Hitachi Ltd. is considering booking a special loss of up to 300 billion yen ($2.8 billion) in the year ending in March, as it plans to suspend a nuclear project in Britain due to swelling costs, sources close to the matter said Friday.
The freezing of the Japanese conglomerate's 3 trillion yen plan to build two reactors on the Isle of Anglesey in Wales would mean that all of the overseas nuclear projects promoted by the Japanese government as part of the country's growth strategy have suffered setbacks.
Its British unit Horizon Nuclear Power Ltd. has yet to halt its preparations for starting construction and Hitachi could make a final decision on the matter at a board meeting to be held as early as Thursday, the sources said.
The initial plan was to have the British government and financial institutions finance 2 trillion yen, and then have the government and each of the British and Japanese private sectors invest 300 billion yen.
But Hitachi has faced difficulties finding investors to finance the construction as its cost has ballooned to 3 trillion yen from the initially estimated 2 trillion yen.
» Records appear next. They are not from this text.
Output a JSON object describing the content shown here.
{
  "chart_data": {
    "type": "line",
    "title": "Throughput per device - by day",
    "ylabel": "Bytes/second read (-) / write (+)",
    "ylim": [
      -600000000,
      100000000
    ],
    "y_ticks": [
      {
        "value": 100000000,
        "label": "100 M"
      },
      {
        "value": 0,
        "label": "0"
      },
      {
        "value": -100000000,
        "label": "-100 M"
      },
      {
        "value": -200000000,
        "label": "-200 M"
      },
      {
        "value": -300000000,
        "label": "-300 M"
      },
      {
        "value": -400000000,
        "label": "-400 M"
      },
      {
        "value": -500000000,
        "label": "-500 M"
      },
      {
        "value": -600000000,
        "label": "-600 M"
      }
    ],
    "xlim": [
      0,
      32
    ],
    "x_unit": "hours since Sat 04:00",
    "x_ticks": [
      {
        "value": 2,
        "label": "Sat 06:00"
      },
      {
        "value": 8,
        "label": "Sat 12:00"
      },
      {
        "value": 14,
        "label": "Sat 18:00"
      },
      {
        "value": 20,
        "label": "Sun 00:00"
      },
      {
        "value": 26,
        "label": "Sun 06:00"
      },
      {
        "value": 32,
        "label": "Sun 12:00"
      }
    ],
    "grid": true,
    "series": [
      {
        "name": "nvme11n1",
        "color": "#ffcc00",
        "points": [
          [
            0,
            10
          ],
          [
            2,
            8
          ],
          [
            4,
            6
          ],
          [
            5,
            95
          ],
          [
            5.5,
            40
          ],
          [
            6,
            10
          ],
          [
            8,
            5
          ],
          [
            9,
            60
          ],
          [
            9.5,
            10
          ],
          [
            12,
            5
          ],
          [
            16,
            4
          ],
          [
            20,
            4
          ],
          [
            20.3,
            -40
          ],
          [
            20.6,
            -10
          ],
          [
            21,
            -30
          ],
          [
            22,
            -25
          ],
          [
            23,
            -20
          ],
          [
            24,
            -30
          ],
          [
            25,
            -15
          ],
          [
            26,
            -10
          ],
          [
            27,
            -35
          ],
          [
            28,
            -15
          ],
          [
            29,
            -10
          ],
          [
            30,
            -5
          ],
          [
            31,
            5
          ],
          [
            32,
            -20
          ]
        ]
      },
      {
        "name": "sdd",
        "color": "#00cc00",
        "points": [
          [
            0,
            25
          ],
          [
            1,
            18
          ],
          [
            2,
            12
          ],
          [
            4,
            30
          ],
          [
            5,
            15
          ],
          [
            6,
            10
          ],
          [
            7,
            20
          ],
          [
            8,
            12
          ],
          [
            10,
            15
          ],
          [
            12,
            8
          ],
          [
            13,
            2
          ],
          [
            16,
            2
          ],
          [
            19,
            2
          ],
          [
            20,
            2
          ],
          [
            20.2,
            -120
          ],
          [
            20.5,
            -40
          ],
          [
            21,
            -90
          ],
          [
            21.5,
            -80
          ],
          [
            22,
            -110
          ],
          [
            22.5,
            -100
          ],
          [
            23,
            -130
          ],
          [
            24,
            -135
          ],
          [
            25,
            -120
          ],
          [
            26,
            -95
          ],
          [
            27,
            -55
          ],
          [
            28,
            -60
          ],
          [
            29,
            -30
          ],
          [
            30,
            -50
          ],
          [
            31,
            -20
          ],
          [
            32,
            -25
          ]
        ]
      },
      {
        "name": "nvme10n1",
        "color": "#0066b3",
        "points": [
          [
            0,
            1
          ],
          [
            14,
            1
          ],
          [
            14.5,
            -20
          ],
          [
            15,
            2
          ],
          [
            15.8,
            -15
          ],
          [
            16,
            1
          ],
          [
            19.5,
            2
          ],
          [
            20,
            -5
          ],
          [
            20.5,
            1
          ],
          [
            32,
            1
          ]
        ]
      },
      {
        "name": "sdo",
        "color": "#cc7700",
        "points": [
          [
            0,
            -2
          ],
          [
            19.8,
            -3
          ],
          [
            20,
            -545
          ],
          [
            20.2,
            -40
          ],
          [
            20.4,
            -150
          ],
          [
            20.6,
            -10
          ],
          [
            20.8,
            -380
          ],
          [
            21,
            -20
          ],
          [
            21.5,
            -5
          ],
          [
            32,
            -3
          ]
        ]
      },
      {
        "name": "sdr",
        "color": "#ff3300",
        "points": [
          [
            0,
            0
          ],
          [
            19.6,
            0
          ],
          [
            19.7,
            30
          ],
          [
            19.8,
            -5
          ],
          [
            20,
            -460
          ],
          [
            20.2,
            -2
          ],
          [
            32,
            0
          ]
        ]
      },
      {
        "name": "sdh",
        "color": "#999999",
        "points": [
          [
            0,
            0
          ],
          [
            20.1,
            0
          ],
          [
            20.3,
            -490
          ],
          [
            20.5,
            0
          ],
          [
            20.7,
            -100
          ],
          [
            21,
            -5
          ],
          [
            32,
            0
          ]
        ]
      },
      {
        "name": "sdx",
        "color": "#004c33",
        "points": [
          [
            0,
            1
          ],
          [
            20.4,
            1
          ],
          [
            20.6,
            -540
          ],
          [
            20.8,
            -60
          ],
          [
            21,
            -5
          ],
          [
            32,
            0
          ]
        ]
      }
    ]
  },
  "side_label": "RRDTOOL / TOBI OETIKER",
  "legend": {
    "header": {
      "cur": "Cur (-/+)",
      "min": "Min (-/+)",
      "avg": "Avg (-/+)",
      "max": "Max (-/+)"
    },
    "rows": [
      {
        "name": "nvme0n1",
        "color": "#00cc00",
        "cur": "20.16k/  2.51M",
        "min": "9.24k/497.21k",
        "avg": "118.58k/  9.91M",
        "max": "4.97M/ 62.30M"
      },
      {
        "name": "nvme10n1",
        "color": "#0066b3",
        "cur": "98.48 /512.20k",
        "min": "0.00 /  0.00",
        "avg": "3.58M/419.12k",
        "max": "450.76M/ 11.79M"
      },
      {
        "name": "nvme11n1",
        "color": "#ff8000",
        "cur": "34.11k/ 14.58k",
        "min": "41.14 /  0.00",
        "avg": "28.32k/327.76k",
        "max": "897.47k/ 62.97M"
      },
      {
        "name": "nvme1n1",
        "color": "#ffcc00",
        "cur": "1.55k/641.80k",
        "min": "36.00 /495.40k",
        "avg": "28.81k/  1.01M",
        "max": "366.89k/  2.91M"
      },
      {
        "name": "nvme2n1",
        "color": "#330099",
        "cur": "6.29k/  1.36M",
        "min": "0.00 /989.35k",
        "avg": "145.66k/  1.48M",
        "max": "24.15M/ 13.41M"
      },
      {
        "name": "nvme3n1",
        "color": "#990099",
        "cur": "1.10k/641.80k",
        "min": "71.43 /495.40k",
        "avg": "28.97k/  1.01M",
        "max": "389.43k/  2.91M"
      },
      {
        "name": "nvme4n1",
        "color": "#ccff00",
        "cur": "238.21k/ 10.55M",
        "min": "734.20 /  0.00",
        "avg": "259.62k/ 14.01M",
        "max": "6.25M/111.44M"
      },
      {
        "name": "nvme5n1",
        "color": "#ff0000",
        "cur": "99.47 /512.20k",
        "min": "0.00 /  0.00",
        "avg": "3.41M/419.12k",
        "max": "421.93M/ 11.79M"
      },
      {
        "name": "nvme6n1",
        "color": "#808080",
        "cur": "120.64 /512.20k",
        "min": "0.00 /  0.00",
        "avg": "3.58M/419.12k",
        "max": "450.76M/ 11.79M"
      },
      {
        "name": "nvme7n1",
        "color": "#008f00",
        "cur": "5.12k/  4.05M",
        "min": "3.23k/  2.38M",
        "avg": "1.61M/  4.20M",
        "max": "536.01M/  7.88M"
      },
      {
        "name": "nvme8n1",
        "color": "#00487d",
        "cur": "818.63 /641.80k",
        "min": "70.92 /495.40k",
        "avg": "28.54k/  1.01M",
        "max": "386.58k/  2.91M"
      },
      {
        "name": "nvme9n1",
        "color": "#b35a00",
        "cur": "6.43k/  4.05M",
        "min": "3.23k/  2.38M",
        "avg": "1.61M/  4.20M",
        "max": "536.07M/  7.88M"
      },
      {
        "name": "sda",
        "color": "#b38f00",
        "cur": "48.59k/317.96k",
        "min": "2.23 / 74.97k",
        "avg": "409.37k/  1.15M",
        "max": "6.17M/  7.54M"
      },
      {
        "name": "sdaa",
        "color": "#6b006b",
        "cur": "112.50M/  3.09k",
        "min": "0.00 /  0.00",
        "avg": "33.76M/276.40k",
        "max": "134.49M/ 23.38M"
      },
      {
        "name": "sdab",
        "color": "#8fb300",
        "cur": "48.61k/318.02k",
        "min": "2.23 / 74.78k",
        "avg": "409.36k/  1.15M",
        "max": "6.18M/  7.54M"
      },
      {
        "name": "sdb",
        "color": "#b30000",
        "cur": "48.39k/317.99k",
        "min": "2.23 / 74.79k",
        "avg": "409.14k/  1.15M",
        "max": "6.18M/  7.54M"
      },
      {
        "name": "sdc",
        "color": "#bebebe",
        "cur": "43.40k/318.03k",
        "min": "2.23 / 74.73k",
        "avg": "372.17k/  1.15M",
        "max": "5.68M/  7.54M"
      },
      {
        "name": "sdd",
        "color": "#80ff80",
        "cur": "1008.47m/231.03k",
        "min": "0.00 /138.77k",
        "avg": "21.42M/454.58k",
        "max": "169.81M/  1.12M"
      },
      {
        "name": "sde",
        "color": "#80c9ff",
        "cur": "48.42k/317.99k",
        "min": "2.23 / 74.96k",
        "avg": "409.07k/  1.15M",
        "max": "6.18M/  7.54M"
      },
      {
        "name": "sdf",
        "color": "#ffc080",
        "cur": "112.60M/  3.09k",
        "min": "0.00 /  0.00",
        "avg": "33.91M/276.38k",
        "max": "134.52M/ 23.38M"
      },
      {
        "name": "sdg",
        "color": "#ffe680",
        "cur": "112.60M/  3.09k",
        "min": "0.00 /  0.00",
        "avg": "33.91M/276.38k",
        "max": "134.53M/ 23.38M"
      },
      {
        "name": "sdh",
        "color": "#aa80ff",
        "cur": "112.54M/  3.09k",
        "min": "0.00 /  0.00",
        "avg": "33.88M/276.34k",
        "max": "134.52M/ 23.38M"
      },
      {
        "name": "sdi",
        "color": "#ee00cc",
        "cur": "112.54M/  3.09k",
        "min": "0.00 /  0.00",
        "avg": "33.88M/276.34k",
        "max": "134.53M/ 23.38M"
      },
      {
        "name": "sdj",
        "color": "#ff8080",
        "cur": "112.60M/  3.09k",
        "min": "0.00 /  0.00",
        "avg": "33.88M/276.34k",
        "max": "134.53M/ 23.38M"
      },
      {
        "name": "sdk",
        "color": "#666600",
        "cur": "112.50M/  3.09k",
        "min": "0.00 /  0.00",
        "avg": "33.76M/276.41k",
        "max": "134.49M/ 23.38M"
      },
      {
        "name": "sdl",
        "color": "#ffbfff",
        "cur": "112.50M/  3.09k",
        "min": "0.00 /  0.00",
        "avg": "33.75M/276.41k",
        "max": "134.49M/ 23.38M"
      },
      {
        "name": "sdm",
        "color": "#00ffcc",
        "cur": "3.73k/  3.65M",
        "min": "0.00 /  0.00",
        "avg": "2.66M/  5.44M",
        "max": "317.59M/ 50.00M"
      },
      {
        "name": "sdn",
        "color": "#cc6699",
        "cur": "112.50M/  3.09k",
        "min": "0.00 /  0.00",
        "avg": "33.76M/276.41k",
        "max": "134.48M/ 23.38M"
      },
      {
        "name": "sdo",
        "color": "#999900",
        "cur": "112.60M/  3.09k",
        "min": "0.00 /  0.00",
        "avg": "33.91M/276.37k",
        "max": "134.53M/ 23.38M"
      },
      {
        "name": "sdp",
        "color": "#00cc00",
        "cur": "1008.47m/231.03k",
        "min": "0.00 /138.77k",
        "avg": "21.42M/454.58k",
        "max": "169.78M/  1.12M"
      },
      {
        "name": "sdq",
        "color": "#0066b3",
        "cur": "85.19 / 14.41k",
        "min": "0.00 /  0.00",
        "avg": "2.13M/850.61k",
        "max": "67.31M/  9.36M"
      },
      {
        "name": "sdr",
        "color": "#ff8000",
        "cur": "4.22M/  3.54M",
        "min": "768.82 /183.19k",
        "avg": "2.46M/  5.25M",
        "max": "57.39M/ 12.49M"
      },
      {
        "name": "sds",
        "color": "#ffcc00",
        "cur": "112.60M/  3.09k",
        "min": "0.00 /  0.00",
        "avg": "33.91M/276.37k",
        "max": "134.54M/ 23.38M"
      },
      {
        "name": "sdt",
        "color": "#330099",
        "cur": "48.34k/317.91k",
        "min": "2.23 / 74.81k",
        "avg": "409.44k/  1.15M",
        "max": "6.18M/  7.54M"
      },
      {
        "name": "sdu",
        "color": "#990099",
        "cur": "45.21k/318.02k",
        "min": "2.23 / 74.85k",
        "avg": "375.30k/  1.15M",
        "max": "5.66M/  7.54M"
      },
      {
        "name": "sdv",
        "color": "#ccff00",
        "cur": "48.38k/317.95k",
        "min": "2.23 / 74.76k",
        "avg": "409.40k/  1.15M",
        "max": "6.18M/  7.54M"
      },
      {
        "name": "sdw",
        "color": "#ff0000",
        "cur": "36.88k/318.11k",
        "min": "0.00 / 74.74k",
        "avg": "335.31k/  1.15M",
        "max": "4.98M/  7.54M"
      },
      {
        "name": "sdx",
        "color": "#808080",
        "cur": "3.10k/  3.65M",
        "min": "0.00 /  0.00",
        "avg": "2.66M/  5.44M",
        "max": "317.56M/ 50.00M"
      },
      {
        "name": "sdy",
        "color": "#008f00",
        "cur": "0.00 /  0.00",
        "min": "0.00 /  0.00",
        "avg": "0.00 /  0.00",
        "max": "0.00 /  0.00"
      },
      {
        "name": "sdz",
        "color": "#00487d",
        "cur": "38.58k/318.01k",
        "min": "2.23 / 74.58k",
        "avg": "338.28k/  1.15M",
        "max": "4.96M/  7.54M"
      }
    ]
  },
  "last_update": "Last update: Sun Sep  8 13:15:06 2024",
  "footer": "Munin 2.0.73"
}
Japanese firms including Tokyo Electric Power Company Holdings Inc. and Chubu Electric Power Co. have showed reluctance in investing in the project.
The company, which is expecting to post a group net profit of 400 billion yen in the current fiscal year through March, estimated in July that the loss of withdrawing from the nuclear project would total 270 billion yen.
In December, Hitachi Chairman Hiroaki Nakanishi said the company has told the British government it "can't go any further" with the current construction plan as it does not make economic sense.
Hitachi and the British government aimed to start the reactors' operation by 2025.
The Japanese government has been seeking to export nuclear technology amid difficulties in building new nuclear reactors at home due to safety concerns following the accident at the Fukushima Daiichi nuclear complex triggered by the 2011 earthquake and tsunami.
Mitsubishi Heavy Industries Ltd. is mulling withdrawing from a nuclear project in Turkey amid ballooning safety-related costs following the Fukushima accident, while Toshiba Corp. has decided to exit from nuclear power businesses outside Japan after incurring huge losses in the United States.
Prime Minister Shinzo Abe, who visited London on Thursday, told a press conference that the government awaits the outcome of the ongoing discussions between Hitachi and other stakeholders regarding the Wales nuclear project.
He said that he did not discuss the issue during his talks with British Prime Minister Theresa May, held ahead of the press conference.